WORK TASK: Across the entries below, how many lines include the word "true"? Reply with only the number.

————————

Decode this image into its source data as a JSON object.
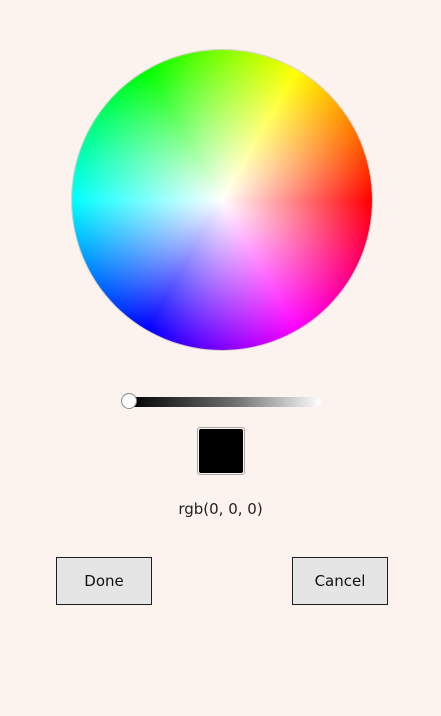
{
  "picker": {
    "color_wheel": {
      "hues": [
        "#ff0000",
        "#ff00ff",
        "#0000ff",
        "#00ffff",
        "#00ff00",
        "#ffff00"
      ]
    },
    "brightness_slider": {
      "value": 0,
      "gradient_start": "#000000",
      "gradient_end": "#ffffff"
    },
    "selected_color": {
      "hex": "#000000",
      "rgb_text": "rgb(0, 0, 0)"
    }
  },
  "actions": {
    "done_label": "Done",
    "cancel_label": "Cancel"
  },
  "colors": {
    "background": "#fdf3ee",
    "button_fill": "#e6e5e6",
    "button_border": "#1f1f1f"
  }
}
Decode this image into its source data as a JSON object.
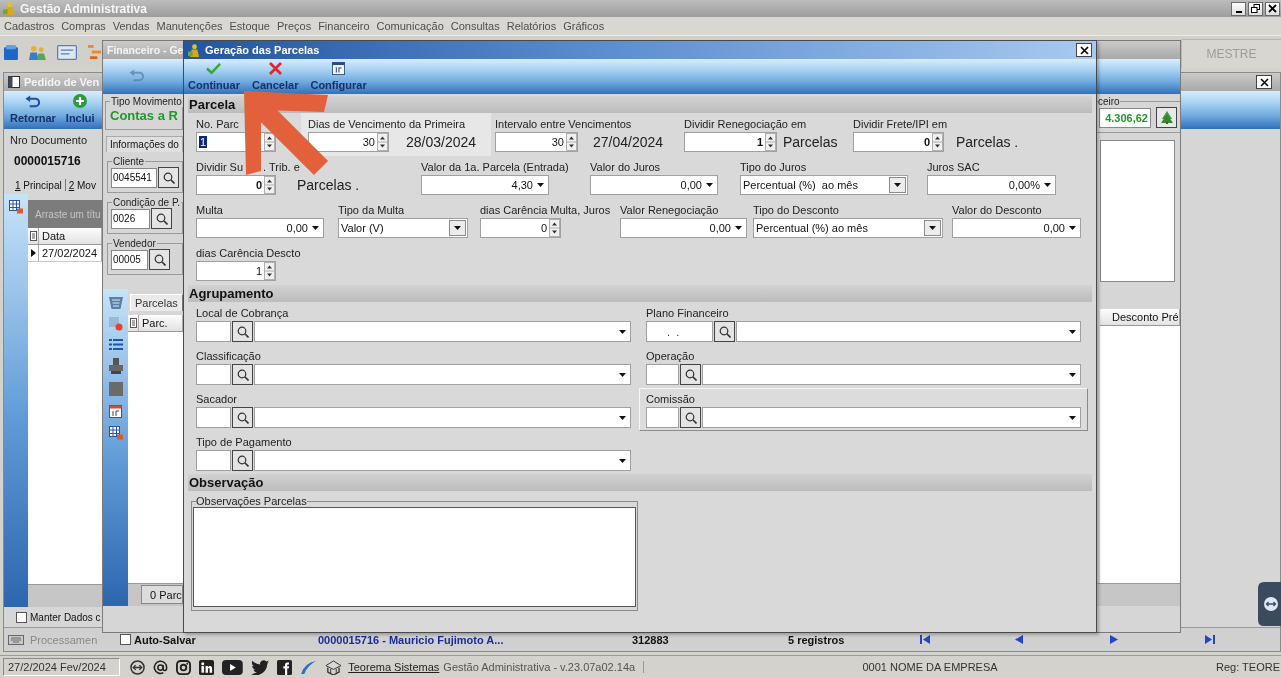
{
  "app": {
    "title": "Gestão Administrativa",
    "menu": [
      "Cadastros",
      "Compras",
      "Vendas",
      "Manutenções",
      "Estoque",
      "Preços",
      "Financeiro",
      "Comunicação",
      "Consultas",
      "Relatórios",
      "Gráficos"
    ],
    "toolbar_tab": "MESTRE"
  },
  "order_window": {
    "title": "Pedido de Ven",
    "toolbar": [
      {
        "label": "Retornar",
        "kind": "back"
      },
      {
        "label": "Inclui",
        "kind": "add"
      }
    ],
    "document_label": "Nro Documento",
    "document_number": "0000015716",
    "tabs": [
      "1 Principal",
      "2 Mov"
    ],
    "group_hint": "Arraste um títu",
    "grid": {
      "columns": [
        "Data"
      ],
      "rows": [
        {
          "cells": [
            "27/02/2024"
          ],
          "selected": true
        }
      ]
    },
    "keep_data": {
      "label": "Manter Dados c",
      "checked": false
    },
    "record_bar": {
      "process_button": "Processamen",
      "auto_save": {
        "label": "Auto-Salvar",
        "checked": false
      },
      "document": "0000015716 - Mauricio Fujimoto A...",
      "code": "312883",
      "records": "5 registros"
    }
  },
  "finance_window": {
    "title": "Financeiro - Ge",
    "movement": {
      "legend": "Tipo Movimento",
      "value": "Contas a R"
    },
    "info_tab": "Informações do",
    "lookups": [
      {
        "legend": "Cliente",
        "value": "0045541"
      },
      {
        "legend": "Condição de P.",
        "value": "0026"
      },
      {
        "legend": "Vendedor",
        "value": "00005"
      }
    ],
    "tabs": [
      {
        "label": "Parcelas",
        "selected": true
      }
    ],
    "grid": {
      "columns": [
        "Parc."
      ]
    },
    "footer": "0 Parc",
    "total": {
      "legend": "ceiro",
      "value": "4.306,62"
    },
    "right_grid": {
      "columns": [
        "Desconto Pré"
      ]
    }
  },
  "dialog": {
    "title": "Geração das Parcelas",
    "toolbar": [
      {
        "label": "Continuar",
        "kind": "confirm"
      },
      {
        "label": "Cancelar",
        "kind": "cancel"
      },
      {
        "label": "Configurar",
        "kind": "configure"
      }
    ],
    "installments": {
      "title": "Parcela",
      "rows": [
        [
          {
            "label": "No. Parc",
            "kind": "spin",
            "value": "1",
            "focused": true,
            "highlighted": false
          },
          {
            "label": "Dias de Vencimento da Primeira",
            "kind": "spin",
            "value": "30",
            "suffix": "28/03/2024",
            "focused": false,
            "highlighted": true
          },
          {
            "label": "Intervalo entre Vencimentos",
            "kind": "spin",
            "value": "30",
            "suffix": "27/04/2024",
            "focused": false,
            "highlighted": false
          },
          {
            "label": "Dividir Renegociação em",
            "kind": "count",
            "value": "1",
            "suffix": "Parcelas",
            "focused": false,
            "highlighted": false
          },
          {
            "label": "Dividir Frete/IPI em",
            "kind": "count",
            "value": "0",
            "suffix": "Parcelas .",
            "focused": false,
            "highlighted": false
          }
        ],
        [
          {
            "label": "Dividir Su",
            "label_tail": ". Trib. e",
            "kind": "count",
            "value": "0",
            "suffix": "Parcelas .",
            "focused": false,
            "highlighted": false
          },
          {
            "label": "Valor da 1a. Parcela (Entrada)",
            "kind": "amount",
            "value": "4,30",
            "focused": false,
            "highlighted": false
          },
          {
            "label": "Valor do Juros",
            "kind": "amount",
            "value": "0,00",
            "focused": false,
            "highlighted": false
          },
          {
            "label": "Tipo do Juros",
            "kind": "select",
            "value": "Percentual (%)  ao mês",
            "focused": false,
            "highlighted": false
          },
          {
            "label": "Juros SAC",
            "kind": "amount",
            "value": "0,00%",
            "focused": false,
            "highlighted": false
          }
        ],
        [
          {
            "label": "Multa",
            "kind": "amount",
            "value": "0,00",
            "focused": false,
            "highlighted": false
          },
          {
            "label": "Tipo da Multa",
            "kind": "select",
            "value": "Valor (V)",
            "focused": false,
            "highlighted": false
          },
          {
            "label": "dias Carência Multa, Juros",
            "kind": "spin",
            "value": "0",
            "focused": false,
            "highlighted": false
          },
          {
            "label": "Valor Renegociação",
            "kind": "amount",
            "value": "0,00",
            "focused": false,
            "highlighted": false
          },
          {
            "label": "Tipo do Desconto",
            "kind": "select",
            "value": "Percentual (%) ao mês",
            "focused": false,
            "highlighted": false
          },
          {
            "label": "Valor do Desconto",
            "kind": "amount",
            "value": "0,00",
            "focused": false,
            "highlighted": false
          }
        ],
        [
          {
            "label": "dias Carência Descto",
            "kind": "spin",
            "value": "1",
            "focused": false,
            "highlighted": false
          }
        ]
      ]
    },
    "grouping": {
      "title": "Agrupamento",
      "lookups": [
        {
          "label": "Local de Cobrança",
          "highlighted": false
        },
        {
          "label": "Plano Financeiro",
          "value": ".  .",
          "highlighted": false
        },
        {
          "label": "Classificação",
          "highlighted": false
        },
        {
          "label": "Operação",
          "highlighted": false
        },
        {
          "label": "Sacador",
          "highlighted": false
        },
        {
          "label": "Comissão",
          "highlighted": true
        },
        {
          "label": "Tipo de Pagamento",
          "highlighted": false
        }
      ]
    },
    "notes": {
      "title": "Observação",
      "legend": "Observações Parcelas"
    }
  },
  "tutorial_arrow": true,
  "status_bar": {
    "date": "27/2/2024 Fev/2024",
    "link": "Teorema Sistemas",
    "version": "Gestão Administrativa - v.23.07a02.14a",
    "company": "0001 NOME DA EMPRESA",
    "registration": "Reg: TEORE"
  }
}
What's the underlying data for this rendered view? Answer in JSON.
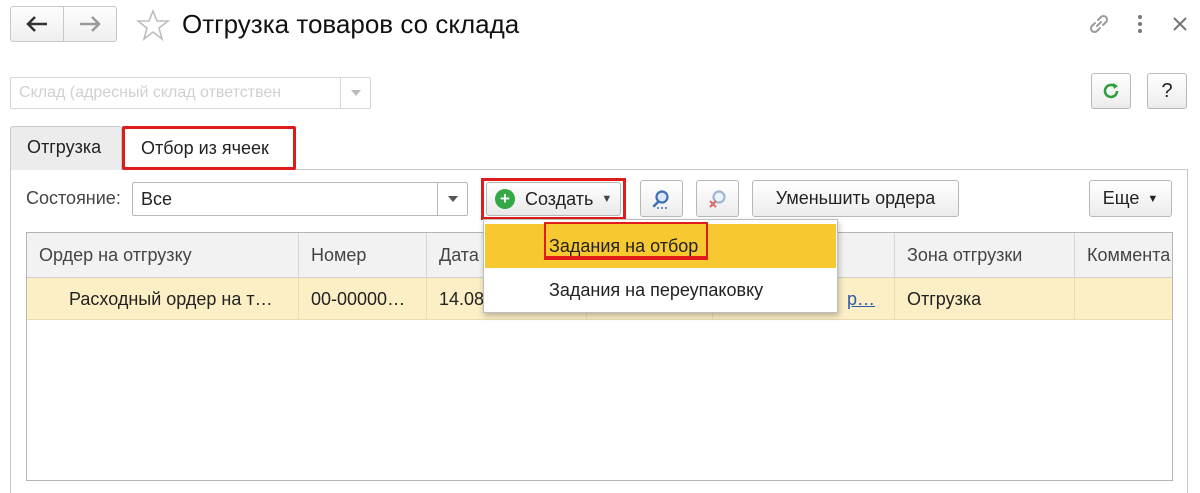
{
  "window": {
    "title": "Отгрузка товаров со склада",
    "nav_back_icon": "arrow-left-icon",
    "nav_forward_icon": "arrow-right-icon",
    "favorite_icon": "star-icon",
    "link_icon": "link-icon",
    "menu_icon": "more-vertical-icon",
    "close_icon": "close-icon"
  },
  "toolbar_top": {
    "warehouse_placeholder": "Склад (адресный склад ответствен",
    "refresh_icon": "refresh-icon",
    "help_label": "?"
  },
  "tabs": [
    {
      "label": "Отгрузка",
      "active": false
    },
    {
      "label": "Отбор из ячеек",
      "active": true
    }
  ],
  "filter": {
    "state_label": "Состояние:",
    "state_value": "Все",
    "create_label": "Создать",
    "search_icon": "search-icon",
    "clear_search_icon": "clear-search-icon",
    "reduce_orders_label": "Уменьшить ордера",
    "more_label": "Еще"
  },
  "create_menu": {
    "items": [
      {
        "label": "Задания на отбор",
        "highlighted": true
      },
      {
        "label": "Задания на переупаковку",
        "highlighted": false
      }
    ]
  },
  "table": {
    "columns": [
      "Ордер на отгрузку",
      "Номер",
      "Дата",
      "",
      "",
      "Зона отгрузки",
      "Коммента"
    ],
    "rows": [
      {
        "order": "Расходный ордер на т…",
        "number": "00-00000…",
        "date": "14.08",
        "col4": "",
        "col5": "р…",
        "zone": "Отгрузка",
        "comment": ""
      }
    ]
  },
  "colors": {
    "accent_highlight": "#f7c830",
    "selected_row": "#fcefc5",
    "annotation_red": "#e01b1b",
    "create_green": "#33a845",
    "refresh_green": "#2fa13b"
  }
}
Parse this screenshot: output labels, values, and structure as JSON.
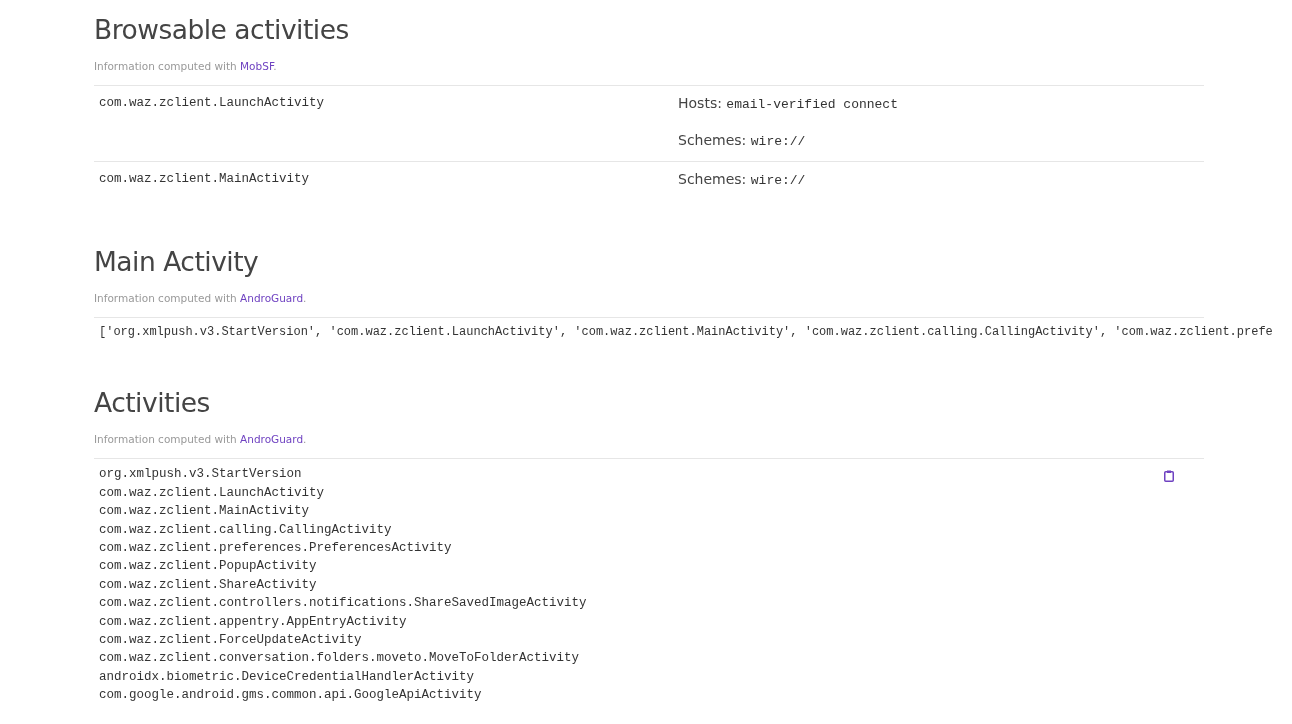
{
  "sections": [
    {
      "kind": "browsable",
      "title": "Browsable activities",
      "caption": "Information computed with",
      "source": "MobSF",
      "caption_end": ".",
      "rows": [
        {
          "activity": "com.waz.zclient.LaunchActivity",
          "details": [
            {
              "label": "Hosts:",
              "value": "email-verified connect"
            },
            {
              "label": "Schemes:",
              "value": "wire://"
            }
          ]
        },
        {
          "activity": "com.waz.zclient.MainActivity",
          "details": [
            {
              "label": "Schemes:",
              "value": "wire://"
            }
          ]
        }
      ]
    },
    {
      "kind": "line",
      "title": "Main Activity",
      "caption": "Information computed with",
      "source": "AndroGuard",
      "caption_end": ".",
      "text": "['org.xmlpush.v3.StartVersion', 'com.waz.zclient.LaunchActivity', 'com.waz.zclient.MainActivity', 'com.waz.zclient.calling.CallingActivity', 'com.waz.zclient.prefe"
    },
    {
      "kind": "list",
      "title": "Activities",
      "caption": "Information computed with",
      "source": "AndroGuard",
      "caption_end": ".",
      "items": [
        "org.xmlpush.v3.StartVersion",
        "com.waz.zclient.LaunchActivity",
        "com.waz.zclient.MainActivity",
        "com.waz.zclient.calling.CallingActivity",
        "com.waz.zclient.preferences.PreferencesActivity",
        "com.waz.zclient.PopupActivity",
        "com.waz.zclient.ShareActivity",
        "com.waz.zclient.controllers.notifications.ShareSavedImageActivity",
        "com.waz.zclient.appentry.AppEntryActivity",
        "com.waz.zclient.ForceUpdateActivity",
        "com.waz.zclient.conversation.folders.moveto.MoveToFolderActivity",
        "androidx.biometric.DeviceCredentialHandlerActivity",
        "com.google.android.gms.common.api.GoogleApiActivity"
      ]
    }
  ]
}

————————

ANSWER SPACE: 8